• **Task description**
An exact reproduction of every record is required.

(Entries from a dataset of interfaces)
╔══

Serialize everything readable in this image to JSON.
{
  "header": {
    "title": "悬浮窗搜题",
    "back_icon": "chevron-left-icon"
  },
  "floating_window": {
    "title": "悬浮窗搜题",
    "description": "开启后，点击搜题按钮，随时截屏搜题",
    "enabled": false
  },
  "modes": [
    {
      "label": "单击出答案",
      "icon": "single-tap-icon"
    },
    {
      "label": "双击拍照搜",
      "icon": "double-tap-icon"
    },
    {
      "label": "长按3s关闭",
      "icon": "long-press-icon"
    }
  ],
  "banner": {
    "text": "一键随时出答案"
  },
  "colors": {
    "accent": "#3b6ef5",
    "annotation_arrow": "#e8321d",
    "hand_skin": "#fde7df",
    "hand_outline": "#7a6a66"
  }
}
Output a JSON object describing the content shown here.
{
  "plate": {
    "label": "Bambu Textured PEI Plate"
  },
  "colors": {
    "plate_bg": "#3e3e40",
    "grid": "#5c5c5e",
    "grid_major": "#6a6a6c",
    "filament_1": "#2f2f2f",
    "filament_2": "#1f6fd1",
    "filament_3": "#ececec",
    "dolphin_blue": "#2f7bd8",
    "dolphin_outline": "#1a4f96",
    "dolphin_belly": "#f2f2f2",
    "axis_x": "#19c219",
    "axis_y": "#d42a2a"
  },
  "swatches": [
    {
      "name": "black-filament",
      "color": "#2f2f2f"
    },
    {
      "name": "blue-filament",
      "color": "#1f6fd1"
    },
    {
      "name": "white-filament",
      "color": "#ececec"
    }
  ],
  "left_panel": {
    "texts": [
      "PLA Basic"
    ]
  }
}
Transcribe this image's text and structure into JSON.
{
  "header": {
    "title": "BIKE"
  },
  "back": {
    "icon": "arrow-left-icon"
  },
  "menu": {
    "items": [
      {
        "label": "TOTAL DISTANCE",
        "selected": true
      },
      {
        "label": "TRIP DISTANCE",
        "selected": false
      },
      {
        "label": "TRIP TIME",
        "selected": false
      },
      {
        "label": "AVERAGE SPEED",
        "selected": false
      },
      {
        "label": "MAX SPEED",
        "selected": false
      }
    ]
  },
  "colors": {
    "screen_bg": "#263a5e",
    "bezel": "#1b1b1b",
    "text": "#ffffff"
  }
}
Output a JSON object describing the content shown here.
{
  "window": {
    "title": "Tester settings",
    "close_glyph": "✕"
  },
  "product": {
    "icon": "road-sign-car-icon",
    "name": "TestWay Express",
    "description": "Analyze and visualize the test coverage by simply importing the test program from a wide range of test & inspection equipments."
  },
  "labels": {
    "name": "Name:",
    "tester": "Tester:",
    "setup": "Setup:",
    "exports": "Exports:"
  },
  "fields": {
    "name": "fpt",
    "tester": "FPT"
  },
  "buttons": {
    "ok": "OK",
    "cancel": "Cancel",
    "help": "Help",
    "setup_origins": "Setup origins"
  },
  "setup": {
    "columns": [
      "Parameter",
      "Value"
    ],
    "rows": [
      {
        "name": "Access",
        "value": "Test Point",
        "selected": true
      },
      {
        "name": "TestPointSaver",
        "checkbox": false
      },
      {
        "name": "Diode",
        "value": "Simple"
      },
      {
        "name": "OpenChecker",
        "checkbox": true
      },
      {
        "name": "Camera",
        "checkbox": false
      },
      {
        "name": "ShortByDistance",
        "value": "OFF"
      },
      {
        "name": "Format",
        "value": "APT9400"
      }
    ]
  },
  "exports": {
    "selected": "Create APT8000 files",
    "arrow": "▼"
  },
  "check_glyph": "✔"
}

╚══

• **Expected answer**
Serialize everything readable in this image to JSON.
{
  "header": {
    "title": "悬浮窗搜题",
    "back_icon": "chevron-left-icon"
  },
  "floating_window": {
    "title": "悬浮窗搜题",
    "description": "开启后，点击搜题按钮，随时截屏搜题",
    "enabled": false
  },
  "modes": [
    {
      "label": "单击出答案",
      "icon": "single-tap-icon"
    },
    {
      "label": "双击拍照搜",
      "icon": "double-tap-icon"
    },
    {
      "label": "长按3s关闭",
      "icon": "long-press-icon"
    }
  ],
  "banner": {
    "text": "一键随时出答案"
  },
  "colors": {
    "accent": "#3b6ef5",
    "annotation_arrow": "#e8321d",
    "hand_skin": "#fde7df",
    "hand_outline": "#7a6a66"
  }
}
Output a JSON object describing the content shown here.
{
  "plate": {
    "label": "Bambu Textured PEI Plate"
  },
  "colors": {
    "plate_bg": "#3e3e40",
    "grid": "#5c5c5e",
    "grid_major": "#6a6a6c",
    "filament_1": "#2f2f2f",
    "filament_2": "#1f6fd1",
    "filament_3": "#ececec",
    "dolphin_blue": "#2f7bd8",
    "dolphin_outline": "#1a4f96",
    "dolphin_belly": "#f2f2f2",
    "axis_x": "#19c219",
    "axis_y": "#d42a2a"
  },
  "swatches": [
    {
      "name": "black-filament",
      "color": "#2f2f2f"
    },
    {
      "name": "blue-filament",
      "color": "#1f6fd1"
    },
    {
      "name": "white-filament",
      "color": "#ececec"
    }
  ],
  "left_panel": {
    "texts": [
      "PLA Basic"
    ]
  }
}
Transcribe this image's text and structure into JSON.
{
  "header": {
    "title": "BIKE"
  },
  "back": {
    "icon": "arrow-left-icon"
  },
  "menu": {
    "items": [
      {
        "label": "TOTAL DISTANCE",
        "selected": true
      },
      {
        "label": "TRIP DISTANCE",
        "selected": false
      },
      {
        "label": "TRIP TIME",
        "selected": false
      },
      {
        "label": "AVERAGE SPEED",
        "selected": false
      },
      {
        "label": "MAX SPEED",
        "selected": false
      }
    ]
  },
  "colors": {
    "screen_bg": "#263a5e",
    "bezel": "#1b1b1b",
    "text": "#ffffff"
  }
}
Output a JSON object describing the content shown here.
{
  "window": {
    "title": "Tester settings",
    "close_glyph": "✕"
  },
  "product": {
    "icon": "road-sign-car-icon",
    "name": "TestWay Express",
    "description": "Analyze and visualize the test coverage by simply importing the test program from a wide range of test & inspection equipments."
  },
  "labels": {
    "name": "Name:",
    "tester": "Tester:",
    "setup": "Setup:",
    "exports": "Exports:"
  },
  "fields": {
    "name": "fpt",
    "tester": "FPT"
  },
  "buttons": {
    "ok": "OK",
    "cancel": "Cancel",
    "help": "Help",
    "setup_origins": "Setup origins"
  },
  "setup": {
    "columns": [
      "Parameter",
      "Value"
    ],
    "rows": [
      {
        "name": "Access",
        "value": "Test Point",
        "selected": true
      },
      {
        "name": "TestPointSaver",
        "checkbox": false
      },
      {
        "name": "Diode",
        "value": "Simple"
      },
      {
        "name": "OpenChecker",
        "checkbox": true
      },
      {
        "name": "Camera",
        "checkbox": false
      },
      {
        "name": "ShortByDistance",
        "value": "OFF"
      },
      {
        "name": "Format",
        "value": "APT9400"
      }
    ]
  },
  "exports": {
    "selected": "Create APT8000 files",
    "arrow": "▼"
  },
  "check_glyph": "✔"
}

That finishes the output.